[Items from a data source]

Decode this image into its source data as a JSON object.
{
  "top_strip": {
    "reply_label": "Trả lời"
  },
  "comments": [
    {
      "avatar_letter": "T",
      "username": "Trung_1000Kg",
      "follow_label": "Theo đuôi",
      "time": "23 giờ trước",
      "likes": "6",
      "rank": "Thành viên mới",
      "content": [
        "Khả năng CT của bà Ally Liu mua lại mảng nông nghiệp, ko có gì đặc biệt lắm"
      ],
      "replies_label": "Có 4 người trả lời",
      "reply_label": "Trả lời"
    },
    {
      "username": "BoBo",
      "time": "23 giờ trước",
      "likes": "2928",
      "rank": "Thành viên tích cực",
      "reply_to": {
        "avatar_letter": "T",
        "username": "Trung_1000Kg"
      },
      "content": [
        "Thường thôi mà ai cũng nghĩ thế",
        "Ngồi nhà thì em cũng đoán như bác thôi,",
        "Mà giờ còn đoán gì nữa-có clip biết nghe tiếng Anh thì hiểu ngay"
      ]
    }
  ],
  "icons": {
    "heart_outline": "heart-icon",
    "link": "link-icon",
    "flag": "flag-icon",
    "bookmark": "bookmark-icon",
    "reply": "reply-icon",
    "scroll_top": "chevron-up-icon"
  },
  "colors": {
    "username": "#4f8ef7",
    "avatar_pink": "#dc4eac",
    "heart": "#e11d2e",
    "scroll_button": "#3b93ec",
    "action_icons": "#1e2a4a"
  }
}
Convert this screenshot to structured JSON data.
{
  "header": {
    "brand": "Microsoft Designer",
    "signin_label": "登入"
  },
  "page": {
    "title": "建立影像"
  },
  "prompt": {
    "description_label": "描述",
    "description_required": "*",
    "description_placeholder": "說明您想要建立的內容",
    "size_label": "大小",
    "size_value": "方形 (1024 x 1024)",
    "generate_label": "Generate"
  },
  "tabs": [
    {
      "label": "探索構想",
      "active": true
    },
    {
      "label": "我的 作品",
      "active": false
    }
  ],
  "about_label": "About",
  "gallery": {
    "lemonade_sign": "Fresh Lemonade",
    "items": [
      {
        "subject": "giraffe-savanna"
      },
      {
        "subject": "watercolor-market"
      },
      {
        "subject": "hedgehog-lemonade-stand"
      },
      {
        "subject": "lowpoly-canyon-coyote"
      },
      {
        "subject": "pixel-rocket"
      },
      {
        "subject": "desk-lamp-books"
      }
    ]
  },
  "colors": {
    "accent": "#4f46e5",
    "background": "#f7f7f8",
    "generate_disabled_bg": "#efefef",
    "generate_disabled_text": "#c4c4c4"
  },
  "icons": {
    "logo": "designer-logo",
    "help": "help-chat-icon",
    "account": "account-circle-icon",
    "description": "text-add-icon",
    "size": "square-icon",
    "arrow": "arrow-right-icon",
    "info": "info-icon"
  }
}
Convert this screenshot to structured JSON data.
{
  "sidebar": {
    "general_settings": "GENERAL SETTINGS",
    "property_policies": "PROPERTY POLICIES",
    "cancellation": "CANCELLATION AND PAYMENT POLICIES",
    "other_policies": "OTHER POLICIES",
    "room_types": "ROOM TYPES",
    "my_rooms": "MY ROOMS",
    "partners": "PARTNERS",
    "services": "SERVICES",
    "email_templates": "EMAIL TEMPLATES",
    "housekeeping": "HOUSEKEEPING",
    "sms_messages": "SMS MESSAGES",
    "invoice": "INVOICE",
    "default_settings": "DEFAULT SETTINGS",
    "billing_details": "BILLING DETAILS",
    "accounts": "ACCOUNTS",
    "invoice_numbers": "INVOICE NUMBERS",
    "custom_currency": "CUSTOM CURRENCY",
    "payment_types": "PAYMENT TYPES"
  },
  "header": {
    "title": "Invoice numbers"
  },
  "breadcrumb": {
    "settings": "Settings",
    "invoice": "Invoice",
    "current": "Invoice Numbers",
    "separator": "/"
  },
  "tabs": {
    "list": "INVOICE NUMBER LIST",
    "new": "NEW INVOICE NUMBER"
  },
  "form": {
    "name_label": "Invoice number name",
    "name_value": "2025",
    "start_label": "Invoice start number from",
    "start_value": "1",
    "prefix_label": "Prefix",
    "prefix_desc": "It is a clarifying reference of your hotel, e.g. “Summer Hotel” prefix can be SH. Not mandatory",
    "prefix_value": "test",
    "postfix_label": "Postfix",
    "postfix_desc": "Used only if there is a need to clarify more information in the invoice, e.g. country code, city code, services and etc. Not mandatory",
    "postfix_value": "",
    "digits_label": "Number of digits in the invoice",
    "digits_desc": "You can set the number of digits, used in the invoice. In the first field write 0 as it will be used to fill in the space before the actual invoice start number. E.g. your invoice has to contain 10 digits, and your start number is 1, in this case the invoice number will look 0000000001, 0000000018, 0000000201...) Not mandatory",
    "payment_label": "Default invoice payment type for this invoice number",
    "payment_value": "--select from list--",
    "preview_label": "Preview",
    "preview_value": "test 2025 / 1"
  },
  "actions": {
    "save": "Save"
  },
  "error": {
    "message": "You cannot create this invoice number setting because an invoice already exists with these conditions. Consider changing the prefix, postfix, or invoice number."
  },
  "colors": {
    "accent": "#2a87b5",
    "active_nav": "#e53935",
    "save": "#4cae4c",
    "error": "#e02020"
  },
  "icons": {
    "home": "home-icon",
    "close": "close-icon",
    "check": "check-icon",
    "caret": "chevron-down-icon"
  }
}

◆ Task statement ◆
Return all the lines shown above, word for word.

◆ Output below ◆
Decode this image into its source data as a JSON object.
{
  "top_strip": {
    "reply_label": "Trả lời"
  },
  "comments": [
    {
      "avatar_letter": "T",
      "username": "Trung_1000Kg",
      "follow_label": "Theo đuôi",
      "time": "23 giờ trước",
      "likes": "6",
      "rank": "Thành viên mới",
      "content": [
        "Khả năng CT của bà Ally Liu mua lại mảng nông nghiệp, ko có gì đặc biệt lắm"
      ],
      "replies_label": "Có 4 người trả lời",
      "reply_label": "Trả lời"
    },
    {
      "username": "BoBo",
      "time": "23 giờ trước",
      "likes": "2928",
      "rank": "Thành viên tích cực",
      "reply_to": {
        "avatar_letter": "T",
        "username": "Trung_1000Kg"
      },
      "content": [
        "Thường thôi mà ai cũng nghĩ thế",
        "Ngồi nhà thì em cũng đoán như bác thôi,",
        "Mà giờ còn đoán gì nữa-có clip biết nghe tiếng Anh thì hiểu ngay"
      ]
    }
  ],
  "icons": {
    "heart_outline": "heart-icon",
    "link": "link-icon",
    "flag": "flag-icon",
    "bookmark": "bookmark-icon",
    "reply": "reply-icon",
    "scroll_top": "chevron-up-icon"
  },
  "colors": {
    "username": "#4f8ef7",
    "avatar_pink": "#dc4eac",
    "heart": "#e11d2e",
    "scroll_button": "#3b93ec",
    "action_icons": "#1e2a4a"
  }
}
Convert this screenshot to structured JSON data.
{
  "header": {
    "brand": "Microsoft Designer",
    "signin_label": "登入"
  },
  "page": {
    "title": "建立影像"
  },
  "prompt": {
    "description_label": "描述",
    "description_required": "*",
    "description_placeholder": "說明您想要建立的內容",
    "size_label": "大小",
    "size_value": "方形 (1024 x 1024)",
    "generate_label": "Generate"
  },
  "tabs": [
    {
      "label": "探索構想",
      "active": true
    },
    {
      "label": "我的 作品",
      "active": false
    }
  ],
  "about_label": "About",
  "gallery": {
    "lemonade_sign": "Fresh Lemonade",
    "items": [
      {
        "subject": "giraffe-savanna"
      },
      {
        "subject": "watercolor-market"
      },
      {
        "subject": "hedgehog-lemonade-stand"
      },
      {
        "subject": "lowpoly-canyon-coyote"
      },
      {
        "subject": "pixel-rocket"
      },
      {
        "subject": "desk-lamp-books"
      }
    ]
  },
  "colors": {
    "accent": "#4f46e5",
    "background": "#f7f7f8",
    "generate_disabled_bg": "#efefef",
    "generate_disabled_text": "#c4c4c4"
  },
  "icons": {
    "logo": "designer-logo",
    "help": "help-chat-icon",
    "account": "account-circle-icon",
    "description": "text-add-icon",
    "size": "square-icon",
    "arrow": "arrow-right-icon",
    "info": "info-icon"
  }
}
Convert this screenshot to structured JSON data.
{
  "sidebar": {
    "general_settings": "GENERAL SETTINGS",
    "property_policies": "PROPERTY POLICIES",
    "cancellation": "CANCELLATION AND PAYMENT POLICIES",
    "other_policies": "OTHER POLICIES",
    "room_types": "ROOM TYPES",
    "my_rooms": "MY ROOMS",
    "partners": "PARTNERS",
    "services": "SERVICES",
    "email_templates": "EMAIL TEMPLATES",
    "housekeeping": "HOUSEKEEPING",
    "sms_messages": "SMS MESSAGES",
    "invoice": "INVOICE",
    "default_settings": "DEFAULT SETTINGS",
    "billing_details": "BILLING DETAILS",
    "accounts": "ACCOUNTS",
    "invoice_numbers": "INVOICE NUMBERS",
    "custom_currency": "CUSTOM CURRENCY",
    "payment_types": "PAYMENT TYPES"
  },
  "header": {
    "title": "Invoice numbers"
  },
  "breadcrumb": {
    "settings": "Settings",
    "invoice": "Invoice",
    "current": "Invoice Numbers",
    "separator": "/"
  },
  "tabs": {
    "list": "INVOICE NUMBER LIST",
    "new": "NEW INVOICE NUMBER"
  },
  "form": {
    "name_label": "Invoice number name",
    "name_value": "2025",
    "start_label": "Invoice start number from",
    "start_value": "1",
    "prefix_label": "Prefix",
    "prefix_desc": "It is a clarifying reference of your hotel, e.g. “Summer Hotel” prefix can be SH. Not mandatory",
    "prefix_value": "test",
    "postfix_label": "Postfix",
    "postfix_desc": "Used only if there is a need to clarify more information in the invoice, e.g. country code, city code, services and etc. Not mandatory",
    "postfix_value": "",
    "digits_label": "Number of digits in the invoice",
    "digits_desc": "You can set the number of digits, used in the invoice. In the first field write 0 as it will be used to fill in the space before the actual invoice start number. E.g. your invoice has to contain 10 digits, and your start number is 1, in this case the invoice number will look 0000000001, 0000000018, 0000000201...) Not mandatory",
    "payment_label": "Default invoice payment type for this invoice number",
    "payment_value": "--select from list--",
    "preview_label": "Preview",
    "preview_value": "test 2025 / 1"
  },
  "actions": {
    "save": "Save"
  },
  "error": {
    "message": "You cannot create this invoice number setting because an invoice already exists with these conditions. Consider changing the prefix, postfix, or invoice number."
  },
  "colors": {
    "accent": "#2a87b5",
    "active_nav": "#e53935",
    "save": "#4cae4c",
    "error": "#e02020"
  },
  "icons": {
    "home": "home-icon",
    "close": "close-icon",
    "check": "check-icon",
    "caret": "chevron-down-icon"
  }
}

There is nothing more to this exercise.